Such patients may require increased doses, dependent on the time elapsed since the burn injury and the extent of the burn.
Intensive Care Unit (ICU) patients: When administered to laboratory animals in high doses, Laudanosine, a metabolite of atracurium has been associated with transient hypotension and in some species, cerebral excitatory effects. Although seizures have been seen in ICU patients receiving atracurium, a causal relationship to laudanosine has not been established.
The adverse effects of competitive neuromuscular blockers are generally similar although they differ in their propensity to cause histamine release and cardiovascular effects. Histamine release and associated cardiovascular effects appear to be rare with the aminosteroidal blockers.
Competitive neuromuscular blockers with vagolytic activity may produce tachycardia and a rise in blood pressure. The use of blockers which lack an effect on the vagus may result in bradycardia during anaesthesia due to the effects of other drugs employed or as a result of vagal stimulation. Reduction in blood pressure with compensatory tachycardia may occur with some competitive neuromuscular blockers due in part to sympathetic ganglion blockade or the release of histamine.

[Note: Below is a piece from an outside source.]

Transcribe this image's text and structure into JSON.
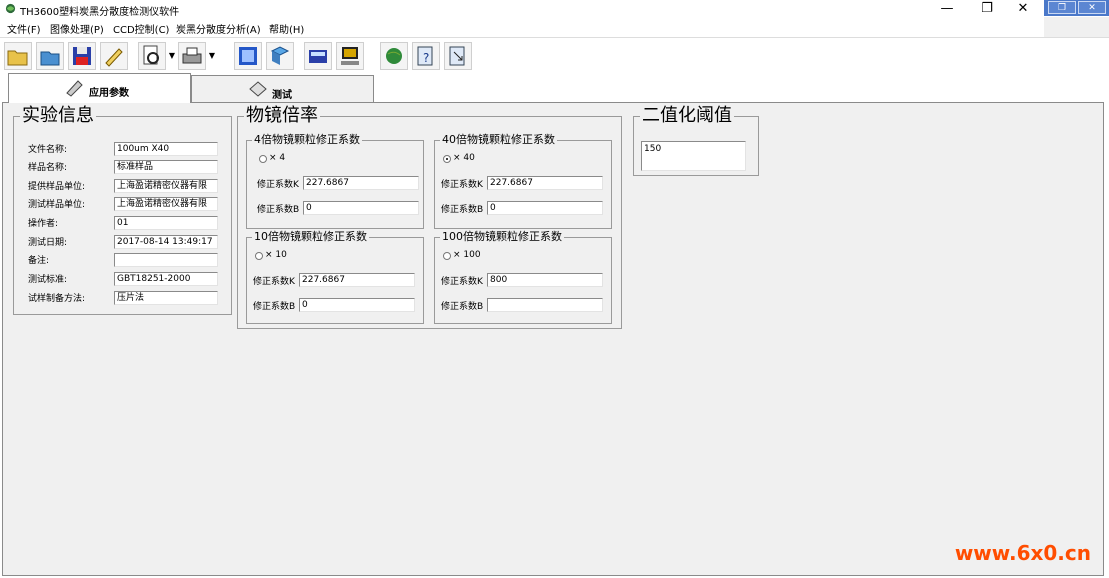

Reduction in gastrointestinal motility and tone may occur as a result of ganglionic blockade.
Histamine release may also lead to wheal-and-flare effects at the site of injection, flushing, occasionally bronchospasm, and rarely anaphylactoid reactions.
Malignant hyperthermia has been associated rarely with competitive neuromuscular blockers.
In overdosage, there is prolonged apnoea due to paralysis of the intercostal muscles and diaphragm, with cardiovascular collapse and the effects of histamine release.
A number of drugs may influence neuromuscular transmission and thus interfere with the action of both competitive and depolarizing neuromuscular blockers, resulting in potentiation or antagonism of neuromuscular block. Some interactions may be advantageous, such as the reversal of competitive neuromuscular block by anticholinesterases. In general, adverse reactions are potentially more serious in patients with impaired neuromuscular function.
Drug interactions affecting neuromuscular blockers of either type (competitive and depolarising) as well as those specific for competitive neuromuscular blockers.
Lidocaine, procainamide, quinidine and verapamil all have same neuromuscular blocking activity and may enhance the block produced by neuromuscular blockers. Large doses of lidocaine may reduce the release of acetylcholine and act directly on the muscle membrane.
Quinidine has a curare-like action at the neuromuscular junction and depresses the muscle action potential. If given during recovery from neuromuscular block, it can result in muscle weakness and apnoea and it should be avoided, if possible, in the immediate postoperative period.
Some antibacterials in very high concentration can produce a muscle paralysis that may be additive to or synergistic with that produced by neuromuscular blockers. The neuromuscular block produced by antibacterials may be enhanced in patients with intracellular potassium deficiency, low plasma-calcium concentration, neuromuscular disease, or a tendency to a high plasma-antibacterial concentration, for example after large doses or in renal impairment. The interaction appears to be more important for competitive neuromuscular blockers.
The antibacterials most commonly implicated are aminoglycosides, lincosamides, polymyxins and more rarely, tetracyclines.
Store at temperatures between 2-8°C.
M03AC04 - atracurium ; Belongs to the class of other quaternary ammonium-containing agents used as peripherally-acting muscle relaxants.
Soln for inj (clear, colorless or pale yellow) 10 mg/mL x 2.5 mL x 10's.